Exercise goal — Write out all of the data again, exactly as it reads.
#### Source material
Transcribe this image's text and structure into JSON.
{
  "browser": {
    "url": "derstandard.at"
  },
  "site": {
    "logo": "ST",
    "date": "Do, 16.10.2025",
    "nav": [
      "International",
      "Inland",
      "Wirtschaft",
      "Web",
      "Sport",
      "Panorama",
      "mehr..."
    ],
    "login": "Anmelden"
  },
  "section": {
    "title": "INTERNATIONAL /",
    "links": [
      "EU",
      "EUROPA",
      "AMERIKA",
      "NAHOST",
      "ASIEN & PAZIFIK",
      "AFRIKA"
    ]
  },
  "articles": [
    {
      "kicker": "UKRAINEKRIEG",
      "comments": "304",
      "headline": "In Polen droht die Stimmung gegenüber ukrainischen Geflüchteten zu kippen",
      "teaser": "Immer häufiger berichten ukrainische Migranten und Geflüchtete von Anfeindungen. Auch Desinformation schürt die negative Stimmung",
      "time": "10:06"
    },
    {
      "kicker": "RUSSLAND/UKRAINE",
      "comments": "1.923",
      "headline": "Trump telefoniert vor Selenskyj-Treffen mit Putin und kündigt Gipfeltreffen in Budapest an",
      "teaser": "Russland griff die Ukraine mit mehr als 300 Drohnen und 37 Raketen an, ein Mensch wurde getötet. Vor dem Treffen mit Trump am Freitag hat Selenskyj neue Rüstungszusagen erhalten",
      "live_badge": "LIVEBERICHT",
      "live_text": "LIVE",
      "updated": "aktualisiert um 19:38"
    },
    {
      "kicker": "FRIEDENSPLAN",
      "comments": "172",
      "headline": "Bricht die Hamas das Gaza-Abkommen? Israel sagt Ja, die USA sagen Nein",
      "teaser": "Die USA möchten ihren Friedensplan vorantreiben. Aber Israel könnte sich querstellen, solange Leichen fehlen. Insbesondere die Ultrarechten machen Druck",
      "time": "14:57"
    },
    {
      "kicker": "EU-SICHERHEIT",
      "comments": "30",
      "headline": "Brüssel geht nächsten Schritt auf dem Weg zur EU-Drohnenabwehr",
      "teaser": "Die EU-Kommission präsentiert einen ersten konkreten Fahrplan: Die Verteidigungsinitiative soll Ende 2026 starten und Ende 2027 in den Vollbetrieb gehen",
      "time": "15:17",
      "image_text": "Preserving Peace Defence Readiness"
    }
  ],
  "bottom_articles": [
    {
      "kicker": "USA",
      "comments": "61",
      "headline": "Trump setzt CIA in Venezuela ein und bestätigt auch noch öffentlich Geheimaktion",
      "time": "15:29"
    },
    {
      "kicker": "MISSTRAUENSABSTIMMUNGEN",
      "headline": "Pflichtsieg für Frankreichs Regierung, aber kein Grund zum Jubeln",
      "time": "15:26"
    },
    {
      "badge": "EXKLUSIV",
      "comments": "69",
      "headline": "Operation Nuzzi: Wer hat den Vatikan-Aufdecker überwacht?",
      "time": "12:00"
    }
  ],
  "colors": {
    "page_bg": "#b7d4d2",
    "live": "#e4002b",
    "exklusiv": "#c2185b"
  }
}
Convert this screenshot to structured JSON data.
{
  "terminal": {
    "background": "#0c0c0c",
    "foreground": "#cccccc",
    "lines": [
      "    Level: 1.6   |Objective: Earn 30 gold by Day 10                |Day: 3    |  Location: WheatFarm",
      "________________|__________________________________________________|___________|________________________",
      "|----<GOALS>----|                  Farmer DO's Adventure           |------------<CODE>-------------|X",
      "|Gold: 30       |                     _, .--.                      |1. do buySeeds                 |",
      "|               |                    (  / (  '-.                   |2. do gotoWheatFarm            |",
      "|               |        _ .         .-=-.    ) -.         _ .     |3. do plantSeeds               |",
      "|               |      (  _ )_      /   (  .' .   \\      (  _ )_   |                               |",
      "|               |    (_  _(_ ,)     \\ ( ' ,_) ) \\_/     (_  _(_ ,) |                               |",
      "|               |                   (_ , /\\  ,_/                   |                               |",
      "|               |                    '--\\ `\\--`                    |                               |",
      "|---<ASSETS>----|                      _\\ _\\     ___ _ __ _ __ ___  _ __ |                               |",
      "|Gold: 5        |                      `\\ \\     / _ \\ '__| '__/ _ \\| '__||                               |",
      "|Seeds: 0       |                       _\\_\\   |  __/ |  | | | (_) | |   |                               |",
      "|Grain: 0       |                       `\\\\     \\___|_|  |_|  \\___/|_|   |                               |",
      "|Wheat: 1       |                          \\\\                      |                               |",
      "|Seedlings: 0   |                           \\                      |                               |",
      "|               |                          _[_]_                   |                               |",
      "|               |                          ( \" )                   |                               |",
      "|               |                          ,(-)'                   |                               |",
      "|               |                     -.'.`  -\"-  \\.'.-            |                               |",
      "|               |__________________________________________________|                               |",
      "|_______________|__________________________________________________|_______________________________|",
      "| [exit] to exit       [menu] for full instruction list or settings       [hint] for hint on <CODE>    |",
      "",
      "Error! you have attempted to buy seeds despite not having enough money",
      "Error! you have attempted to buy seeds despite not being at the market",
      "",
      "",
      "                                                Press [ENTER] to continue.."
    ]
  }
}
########
Answer area —
Transcribe this image's text and structure into JSON.
{
  "browser": {
    "url": "derstandard.at"
  },
  "site": {
    "logo": "ST",
    "date": "Do, 16.10.2025",
    "nav": [
      "International",
      "Inland",
      "Wirtschaft",
      "Web",
      "Sport",
      "Panorama",
      "mehr..."
    ],
    "login": "Anmelden"
  },
  "section": {
    "title": "INTERNATIONAL /",
    "links": [
      "EU",
      "EUROPA",
      "AMERIKA",
      "NAHOST",
      "ASIEN & PAZIFIK",
      "AFRIKA"
    ]
  },
  "articles": [
    {
      "kicker": "UKRAINEKRIEG",
      "comments": "304",
      "headline": "In Polen droht die Stimmung gegenüber ukrainischen Geflüchteten zu kippen",
      "teaser": "Immer häufiger berichten ukrainische Migranten und Geflüchtete von Anfeindungen. Auch Desinformation schürt die negative Stimmung",
      "time": "10:06"
    },
    {
      "kicker": "RUSSLAND/UKRAINE",
      "comments": "1.923",
      "headline": "Trump telefoniert vor Selenskyj-Treffen mit Putin und kündigt Gipfeltreffen in Budapest an",
      "teaser": "Russland griff die Ukraine mit mehr als 300 Drohnen und 37 Raketen an, ein Mensch wurde getötet. Vor dem Treffen mit Trump am Freitag hat Selenskyj neue Rüstungszusagen erhalten",
      "live_badge": "LIVEBERICHT",
      "live_text": "LIVE",
      "updated": "aktualisiert um 19:38"
    },
    {
      "kicker": "FRIEDENSPLAN",
      "comments": "172",
      "headline": "Bricht die Hamas das Gaza-Abkommen? Israel sagt Ja, die USA sagen Nein",
      "teaser": "Die USA möchten ihren Friedensplan vorantreiben. Aber Israel könnte sich querstellen, solange Leichen fehlen. Insbesondere die Ultrarechten machen Druck",
      "time": "14:57"
    },
    {
      "kicker": "EU-SICHERHEIT",
      "comments": "30",
      "headline": "Brüssel geht nächsten Schritt auf dem Weg zur EU-Drohnenabwehr",
      "teaser": "Die EU-Kommission präsentiert einen ersten konkreten Fahrplan: Die Verteidigungsinitiative soll Ende 2026 starten und Ende 2027 in den Vollbetrieb gehen",
      "time": "15:17",
      "image_text": "Preserving Peace Defence Readiness"
    }
  ],
  "bottom_articles": [
    {
      "kicker": "USA",
      "comments": "61",
      "headline": "Trump setzt CIA in Venezuela ein und bestätigt auch noch öffentlich Geheimaktion",
      "time": "15:29"
    },
    {
      "kicker": "MISSTRAUENSABSTIMMUNGEN",
      "headline": "Pflichtsieg für Frankreichs Regierung, aber kein Grund zum Jubeln",
      "time": "15:26"
    },
    {
      "badge": "EXKLUSIV",
      "comments": "69",
      "headline": "Operation Nuzzi: Wer hat den Vatikan-Aufdecker überwacht?",
      "time": "12:00"
    }
  ],
  "colors": {
    "page_bg": "#b7d4d2",
    "live": "#e4002b",
    "exklusiv": "#c2185b"
  }
}
Convert this screenshot to structured JSON data.
{
  "terminal": {
    "background": "#0c0c0c",
    "foreground": "#cccccc",
    "lines": [
      "    Level: 1.6   |Objective: Earn 30 gold by Day 10                |Day: 3    |  Location: WheatFarm",
      "________________|__________________________________________________|___________|________________________",
      "|----<GOALS>----|                  Farmer DO's Adventure           |------------<CODE>-------------|X",
      "|Gold: 30       |                     _, .--.                      |1. do buySeeds                 |",
      "|               |                    (  / (  '-.                   |2. do gotoWheatFarm            |",
      "|               |        _ .         .-=-.    ) -.         _ .     |3. do plantSeeds               |",
      "|               |      (  _ )_      /   (  .' .   \\      (  _ )_   |                               |",
      "|               |    (_  _(_ ,)     \\ ( ' ,_) ) \\_/     (_  _(_ ,) |                               |",
      "|               |                   (_ , /\\  ,_/                   |                               |",
      "|               |                    '--\\ `\\--`                    |                               |",
      "|---<ASSETS>----|                      _\\ _\\     ___ _ __ _ __ ___  _ __ |                               |",
      "|Gold: 5        |                      `\\ \\     / _ \\ '__| '__/ _ \\| '__||                               |",
      "|Seeds: 0       |                       _\\_\\   |  __/ |  | | | (_) | |   |                               |",
      "|Grain: 0       |                       `\\\\     \\___|_|  |_|  \\___/|_|   |                               |",
      "|Wheat: 1       |                          \\\\                      |                               |",
      "|Seedlings: 0   |                           \\                      |                               |",
      "|               |                          _[_]_                   |                               |",
      "|               |                          ( \" )                   |                               |",
      "|               |                          ,(-)'                   |                               |",
      "|               |                     -.'.`  -\"-  \\.'.-            |                               |",
      "|               |__________________________________________________|                               |",
      "|_______________|__________________________________________________|_______________________________|",
      "| [exit] to exit       [menu] for full instruction list or settings       [hint] for hint on <CODE>    |",
      "",
      "Error! you have attempted to buy seeds despite not having enough money",
      "Error! you have attempted to buy seeds despite not being at the market",
      "",
      "",
      "                                                Press [ENTER] to continue.."
    ]
  }
}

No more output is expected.